- _WHAT IS BEING ASKED_
Determine the number of lines in the data that contain "Shipping", and write only that number.
──────────
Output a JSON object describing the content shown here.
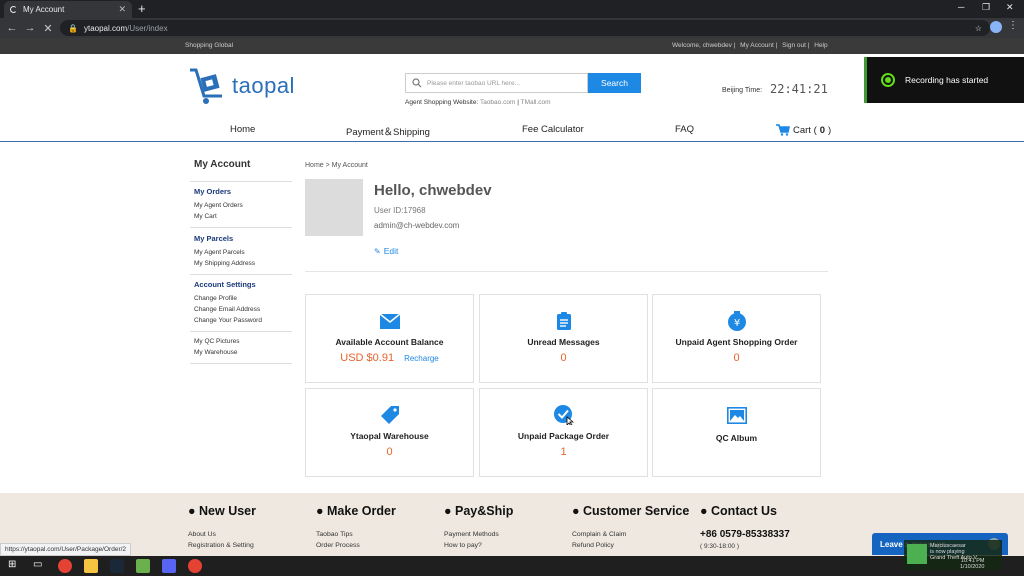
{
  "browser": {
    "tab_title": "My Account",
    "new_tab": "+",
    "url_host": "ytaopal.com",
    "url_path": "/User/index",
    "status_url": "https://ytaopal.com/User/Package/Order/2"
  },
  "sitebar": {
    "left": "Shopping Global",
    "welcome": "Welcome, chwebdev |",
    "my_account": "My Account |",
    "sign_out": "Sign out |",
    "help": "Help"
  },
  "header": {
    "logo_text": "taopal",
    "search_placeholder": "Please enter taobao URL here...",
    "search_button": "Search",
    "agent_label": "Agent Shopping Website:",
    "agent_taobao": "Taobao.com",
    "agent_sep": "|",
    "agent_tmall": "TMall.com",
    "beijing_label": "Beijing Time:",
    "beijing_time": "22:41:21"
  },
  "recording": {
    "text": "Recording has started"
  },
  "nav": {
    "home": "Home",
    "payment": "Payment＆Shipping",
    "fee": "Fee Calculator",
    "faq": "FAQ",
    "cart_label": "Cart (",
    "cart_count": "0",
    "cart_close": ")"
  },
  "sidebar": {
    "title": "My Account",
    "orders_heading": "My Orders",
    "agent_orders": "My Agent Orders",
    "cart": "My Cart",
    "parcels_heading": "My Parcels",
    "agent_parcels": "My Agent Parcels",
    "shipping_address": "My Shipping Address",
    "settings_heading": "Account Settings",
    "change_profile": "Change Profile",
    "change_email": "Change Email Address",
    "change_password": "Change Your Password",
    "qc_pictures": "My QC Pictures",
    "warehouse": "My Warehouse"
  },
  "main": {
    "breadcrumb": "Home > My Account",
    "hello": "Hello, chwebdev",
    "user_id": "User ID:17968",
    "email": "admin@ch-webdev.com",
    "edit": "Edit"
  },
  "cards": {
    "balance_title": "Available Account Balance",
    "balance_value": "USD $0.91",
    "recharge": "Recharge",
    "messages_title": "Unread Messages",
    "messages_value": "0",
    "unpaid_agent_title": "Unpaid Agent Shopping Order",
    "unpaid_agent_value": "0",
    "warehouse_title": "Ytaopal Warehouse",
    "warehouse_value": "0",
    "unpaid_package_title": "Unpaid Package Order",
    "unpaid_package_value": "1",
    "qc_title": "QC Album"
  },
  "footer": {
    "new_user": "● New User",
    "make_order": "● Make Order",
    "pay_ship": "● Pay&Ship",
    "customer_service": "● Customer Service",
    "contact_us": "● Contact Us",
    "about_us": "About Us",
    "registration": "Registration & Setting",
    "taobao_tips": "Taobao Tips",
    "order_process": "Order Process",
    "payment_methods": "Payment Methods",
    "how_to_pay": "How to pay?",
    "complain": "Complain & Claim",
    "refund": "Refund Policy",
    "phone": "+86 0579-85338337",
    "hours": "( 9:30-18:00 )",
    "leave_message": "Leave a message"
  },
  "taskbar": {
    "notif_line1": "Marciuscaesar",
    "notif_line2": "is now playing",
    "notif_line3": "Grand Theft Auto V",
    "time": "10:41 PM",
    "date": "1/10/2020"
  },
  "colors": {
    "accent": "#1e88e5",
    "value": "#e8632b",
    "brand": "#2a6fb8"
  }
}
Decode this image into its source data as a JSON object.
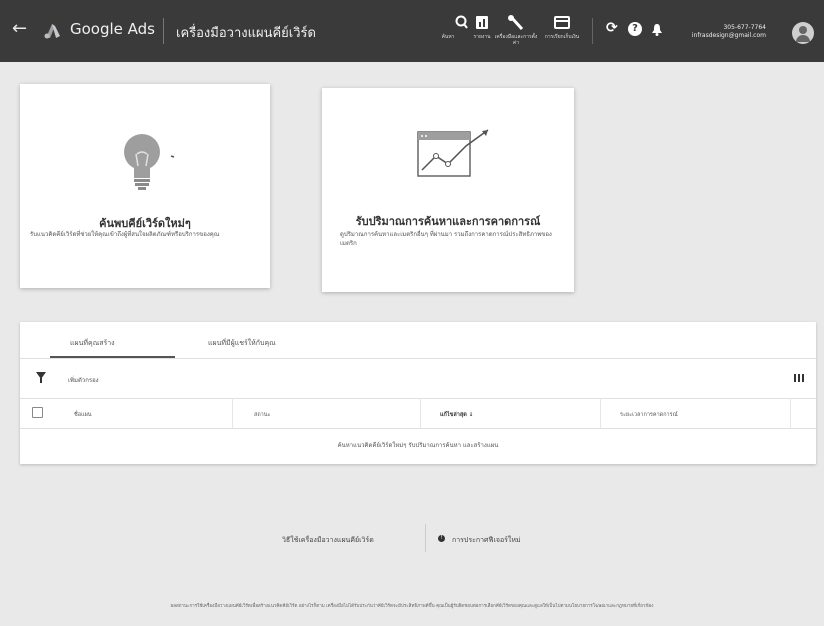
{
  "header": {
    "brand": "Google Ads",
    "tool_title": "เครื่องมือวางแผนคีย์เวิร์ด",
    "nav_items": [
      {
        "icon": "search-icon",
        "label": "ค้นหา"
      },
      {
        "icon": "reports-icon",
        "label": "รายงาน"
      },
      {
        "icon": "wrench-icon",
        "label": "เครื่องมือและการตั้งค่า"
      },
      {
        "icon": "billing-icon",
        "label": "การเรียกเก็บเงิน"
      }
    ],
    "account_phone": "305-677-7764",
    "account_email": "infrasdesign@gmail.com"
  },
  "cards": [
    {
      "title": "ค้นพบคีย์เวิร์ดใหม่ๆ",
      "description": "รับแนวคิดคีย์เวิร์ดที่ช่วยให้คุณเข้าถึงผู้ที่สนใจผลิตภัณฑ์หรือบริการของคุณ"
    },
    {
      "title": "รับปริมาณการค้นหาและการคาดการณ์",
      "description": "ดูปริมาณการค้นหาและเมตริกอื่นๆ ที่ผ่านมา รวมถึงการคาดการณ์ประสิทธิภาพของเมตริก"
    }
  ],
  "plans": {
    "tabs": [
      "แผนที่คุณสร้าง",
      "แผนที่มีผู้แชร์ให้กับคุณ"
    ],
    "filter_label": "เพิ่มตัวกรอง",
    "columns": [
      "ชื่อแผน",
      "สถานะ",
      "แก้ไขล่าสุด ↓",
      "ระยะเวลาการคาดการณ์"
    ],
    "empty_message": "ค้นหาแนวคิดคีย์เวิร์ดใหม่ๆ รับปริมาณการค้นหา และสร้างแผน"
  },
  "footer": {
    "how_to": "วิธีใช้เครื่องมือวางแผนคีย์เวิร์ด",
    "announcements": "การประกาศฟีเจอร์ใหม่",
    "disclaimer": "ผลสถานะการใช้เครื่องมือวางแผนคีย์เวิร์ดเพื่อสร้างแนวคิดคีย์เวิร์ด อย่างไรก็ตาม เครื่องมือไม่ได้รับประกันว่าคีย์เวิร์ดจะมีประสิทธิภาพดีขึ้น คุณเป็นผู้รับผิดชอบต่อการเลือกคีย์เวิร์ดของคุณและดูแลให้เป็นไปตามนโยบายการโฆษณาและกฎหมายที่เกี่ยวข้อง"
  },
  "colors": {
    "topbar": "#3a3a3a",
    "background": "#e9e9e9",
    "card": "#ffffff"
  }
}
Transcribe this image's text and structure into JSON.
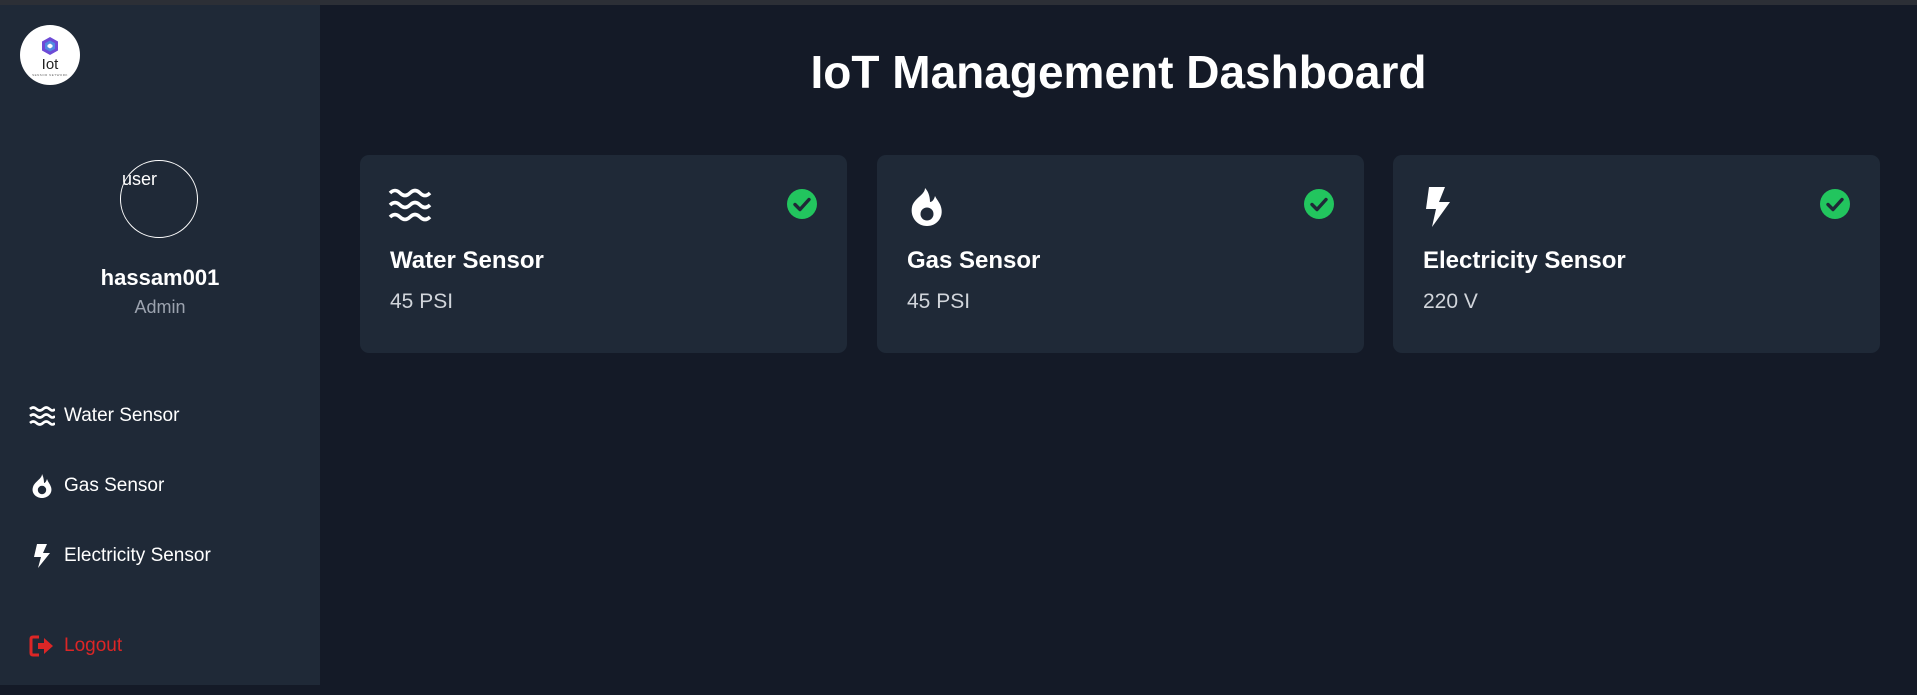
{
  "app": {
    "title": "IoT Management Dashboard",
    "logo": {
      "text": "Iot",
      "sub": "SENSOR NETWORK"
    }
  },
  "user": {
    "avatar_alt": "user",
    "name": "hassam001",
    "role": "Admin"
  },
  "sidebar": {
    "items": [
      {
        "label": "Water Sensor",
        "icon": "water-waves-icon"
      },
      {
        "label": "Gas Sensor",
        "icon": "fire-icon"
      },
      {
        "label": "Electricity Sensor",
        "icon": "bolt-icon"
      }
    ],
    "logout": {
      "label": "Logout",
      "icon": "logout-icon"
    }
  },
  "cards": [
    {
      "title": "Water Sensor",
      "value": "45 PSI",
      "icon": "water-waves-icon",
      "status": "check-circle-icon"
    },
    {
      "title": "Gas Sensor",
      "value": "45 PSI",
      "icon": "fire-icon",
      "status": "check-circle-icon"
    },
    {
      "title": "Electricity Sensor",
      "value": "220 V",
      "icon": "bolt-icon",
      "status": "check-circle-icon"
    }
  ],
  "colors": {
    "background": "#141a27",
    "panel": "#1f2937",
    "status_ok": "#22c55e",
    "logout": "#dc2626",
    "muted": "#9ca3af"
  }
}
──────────
- _OUTPUT OF THE EXERCISE_
2